MATERIALS AND METHODS: Medical records of children between 1 and 12 years, admitted to neurocritical care unit with severe TBI in 2 years, were reviewed. The children were divided into two groups: study group (ICP monitored) and control group (ICP not monitored). Admission demographics, vital parameters, and computed tomographic scan findings were recorded. In the study group, date of ICP catheter insertion/removal with ICP values and treatment carried out for increased ICP were noted. Data on tracheostomy, duration of mechanical ventilation, hospital stay, and outcome at discharge were noted.

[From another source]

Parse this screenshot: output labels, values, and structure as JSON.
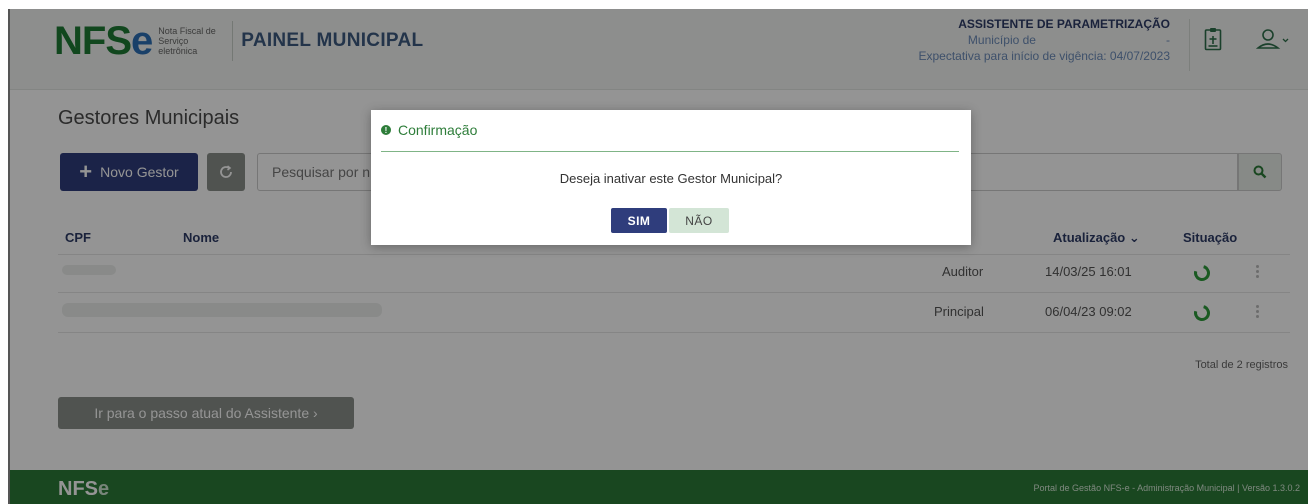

RESULTS: Demographic variables were comparable between the two groups. When adjusted for death, no significant difference was observed between the study and the control groups in median duration of mechanical ventilation: 35 days (95% confidence interval [CI]: 12-73) versus 55 days (95% CI: 29-55) (P = 0.96), hospital stay: 36 days (95% CI: 12-73) versus 58 days (95% CI: 29-58) (P = 0.96), and time to tracheostomy: 6 days (95% CI: 5-8) versus 5 days (95% CI: 4-7) (P = 0.49). Mortality rates, incidence of cranial surgeries, and outcome at discharge were also comparable.
CONCLUSION: ICP monitoring did not reduce the incidence of death, cranial surgeries, duration of mechanical ventilation, hospital stay, or improve the outcome at discharge in children with severe TBI.
Epilepsy is a chronic disorder characterized by recurrent seizures due to unknown etiology. In around 30% of patients, seizures become refractory to medical management, and they are candidates for epilepsy surgery. Success of the epilepsy surgery depends on the precise localization of epileptogenic foci and the totality of its removal. Surgery for epilepsy may be diagnostic (seizure localization) or therapeutic (resection of epileptogenic foci or modify the discharges). Significant challenges for anesthetic management of adult and pediatric patients undergoing surgery for epilepsy include altered pharmacokinetics with antiepileptic medications, use of awake craniotomy, special techniques like intraoperative electrocorticography, and/or pharmacological activation of seizure foci. Hence, careful perioperative care of these patients is vital to the success of the surgery.